If you just pay attention to the world’s largest Hadoop users, you might think the platform is just a better technology for powering search engines or analyzing customer behavior for ad-serving. Of course that’s not the case, but finding those broader use cases can still be kind of difficult. That’s too bad, because the more we highlight what’s possible, the easier it will be to discover entirely new uses.
Today, at a launch event for the latest version of its namesake Hadoop distribution, Cloudera COO Kirk Dunn as well as a few panelists noted some of those use cases. I’ve uncovered a few throughout my years of covering the Hadoop space, too. With that in mind, here are 10 uses cases but I know there are a lot more floating about — feel free to share them in the comments.
- Online travel. Dunn noted that Cloudera’s Hadoop distribution currently powers about 80 percent of all online travel booked worldwide. He didn’t mention users by name, but last year I covered how one of those customers, Orbitz Worldwide, uses Hadoop.
- Mobile data. This another of Dunn’s anonymous statistics — that Cloudera powers “70 percent of all smartphones in the U.S.” I assume he’s talking about the storage and processing of mobile data by wireless providers, and a little market-share math probably could help one pinpoint the customers.
- E-commerce. More anonymity, but Dunn says Cloudera powers more than 10 million online merchants in the United States. Dunn said one large retailer (I assume eBay, which is a major Hadoop user and manages a large marketplace of individual sellers that would help account for those 10-plus million merchants) added 3 percent to its net profits after using Hadoop for just 90 days.
- Energy discovery. During a panel at Cloudera’s event, a Chevron representative explained just one of many ways his company uses Hadoop: to sort and process data from ships that troll the ocean collecting seismic data that might signify the presence of oil reserves.
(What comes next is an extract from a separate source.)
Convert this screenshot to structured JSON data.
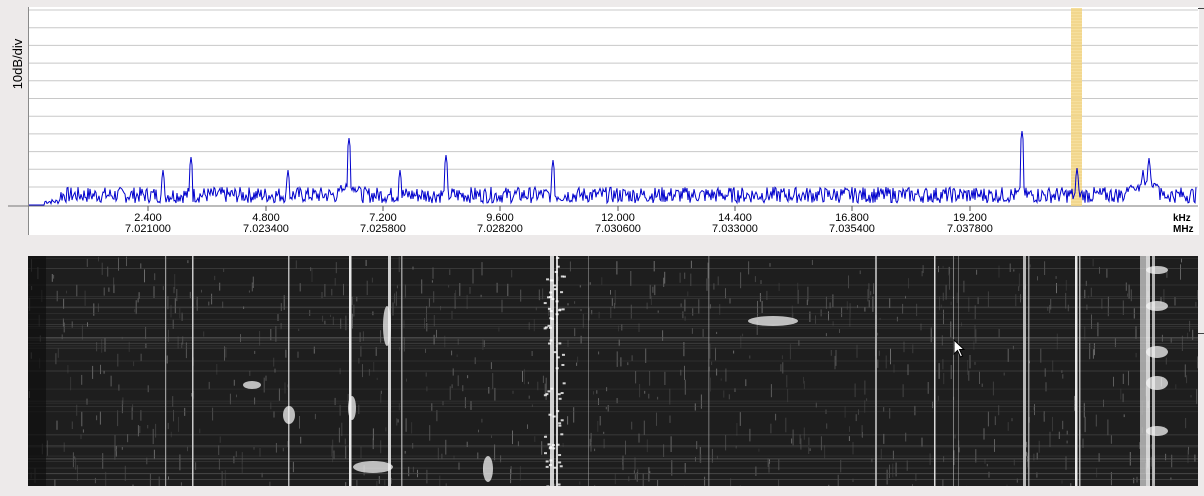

- Energy savings. At the other end of the spectrum from Chevron is Opower, which uses Hadoop to power its service that suggests ways for consumers to save money on energy bills. A representative on the panel noted that certain capabilities, such as accurate and long-term bill forecasting were hardly feasible without Hadoop.
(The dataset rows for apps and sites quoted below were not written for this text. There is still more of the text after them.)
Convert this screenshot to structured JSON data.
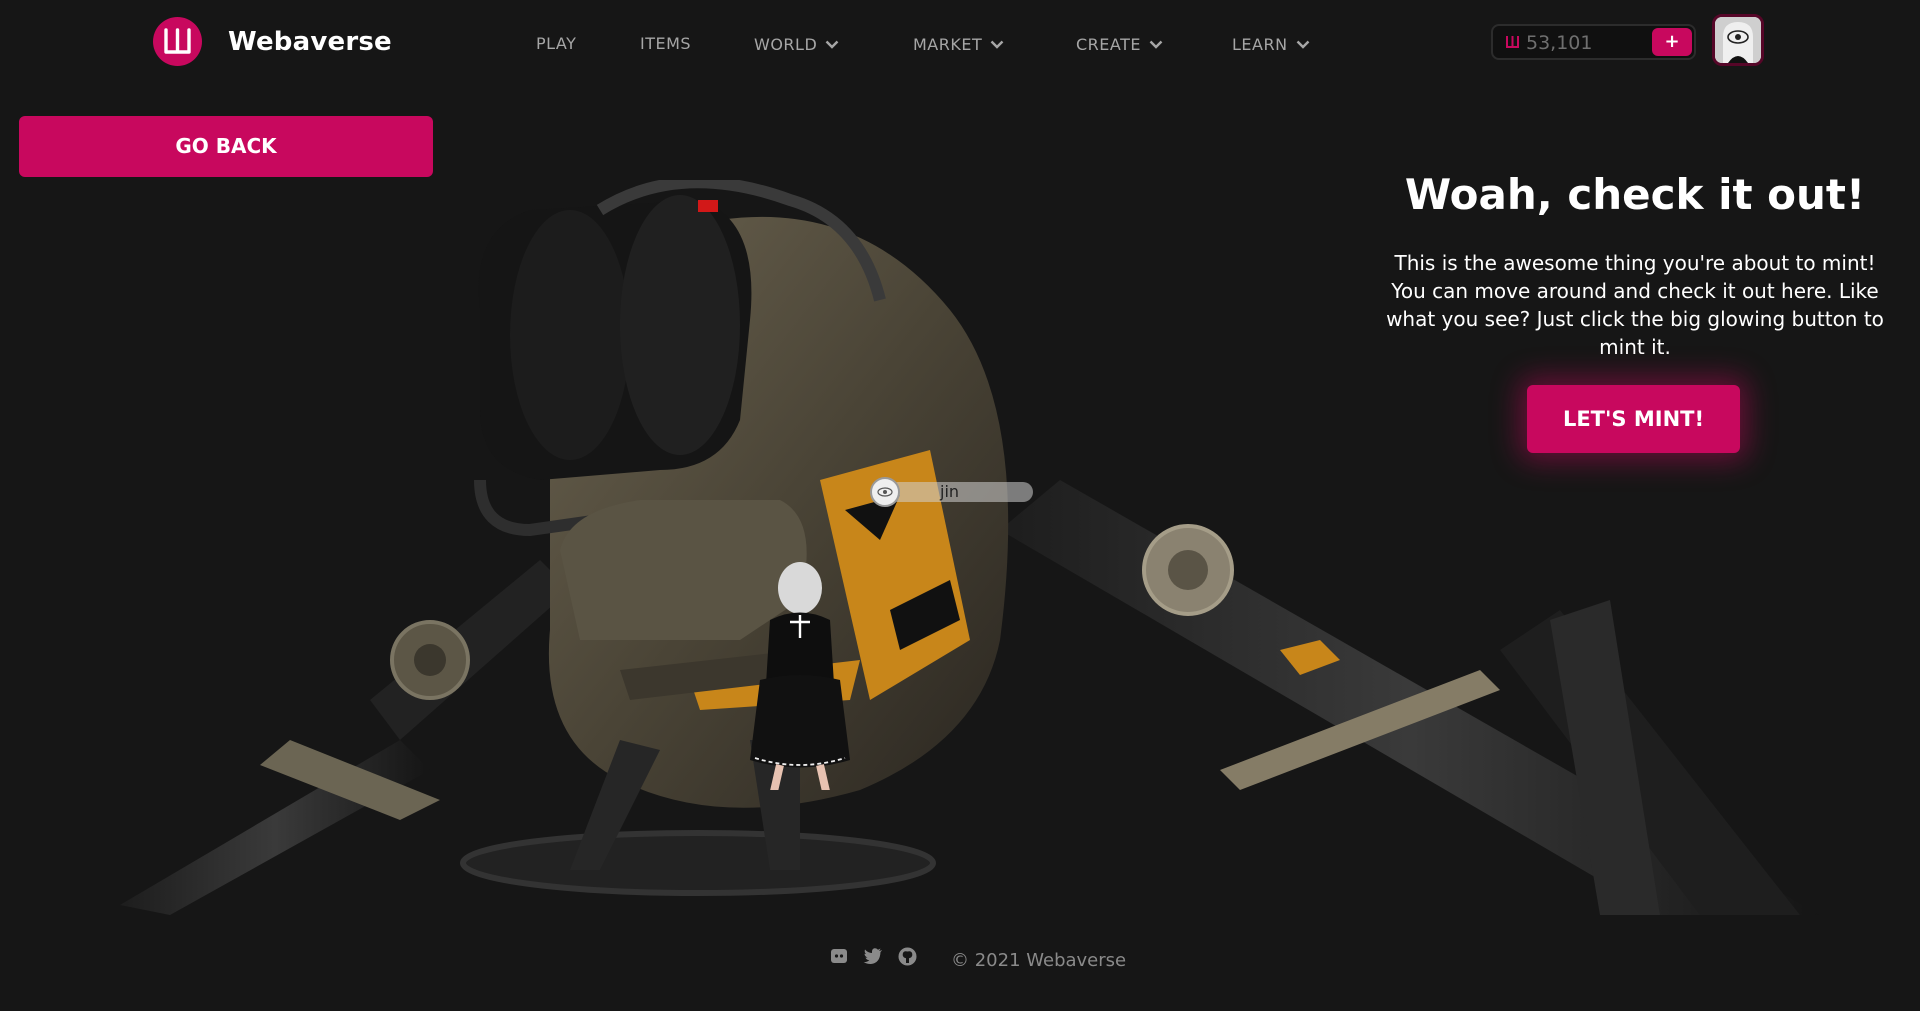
{
  "header": {
    "brand": "Webaverse",
    "nav": [
      {
        "label": "PLAY",
        "dropdown": false
      },
      {
        "label": "ITEMS",
        "dropdown": false
      },
      {
        "label": "WORLD",
        "dropdown": true
      },
      {
        "label": "MARKET",
        "dropdown": true
      },
      {
        "label": "CREATE",
        "dropdown": true
      },
      {
        "label": "LEARN",
        "dropdown": true
      }
    ],
    "balance": {
      "currency_icon": "webaverse-currency-icon",
      "amount": "53,101",
      "add_label": "+"
    },
    "avatar_icon": "user-avatar"
  },
  "go_back_label": "GO BACK",
  "preview": {
    "title": "Woah, check it out!",
    "description": "This is the awesome thing you're about to mint! You can move around and check it out here. Like what you see? Just click the big glowing button to mint it.",
    "mint_label": "LET'S MINT!",
    "player_name": "jin"
  },
  "footer": {
    "icons": [
      "discord-icon",
      "twitter-icon",
      "github-icon"
    ],
    "copyright": "© 2021 Webaverse"
  },
  "colors": {
    "accent": "#c8085e",
    "background": "#161616",
    "nav_text": "#a6a6a6"
  }
}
- Infrastructure management. This is a rather common use case, actually, as more companies (including Etsy, which I profiled recently) are gathering and analyzing data from their servers, switches and other IT gear. At the Cloudera event, a NetApp rep noted how his company collects device logs (it has more than a petabyte worth at present) from its entire install base and stores them in Hadoop.
- Image processing. A startup called Skybox Imaging is using Hadoop to store and process images from the high-definition images its satellites will regularly capture as they attempt to detect patterns of geographic change. Skybox recently raised $70 million for its efforts.
- Fraud detection. This is another oldie but goodie, used by both financial services organizations and intelligence agencies. One of those users, Zions Bancorporation, explained to me recently how a move to Hadoop lets it store all the data it can on customer transactions and spot anomalies that might suggest fraudulent behavior.
- IT security. As with infrastructure management, companies also use Hadoop to process machine-generated data that can identify malware and cyber attack patterns. Last year, we told the story of ipTrust, which uses Hadoop to assign reputation scores to IP address, which lets other security products decide whether to accept traffic from those sources.
- Health care. I suspect there are many ways Hadoop can benefit health care practitioners, but one of them goes back to its search roots. Last year, I profiled Apixio, which uses Hadoop to power its service that leverages semantic analysis to provide doctors, nurses and others more-relevant answers to their questions about patients’ health.
Image courtesy of Shutterstock user Johan Swanepoel.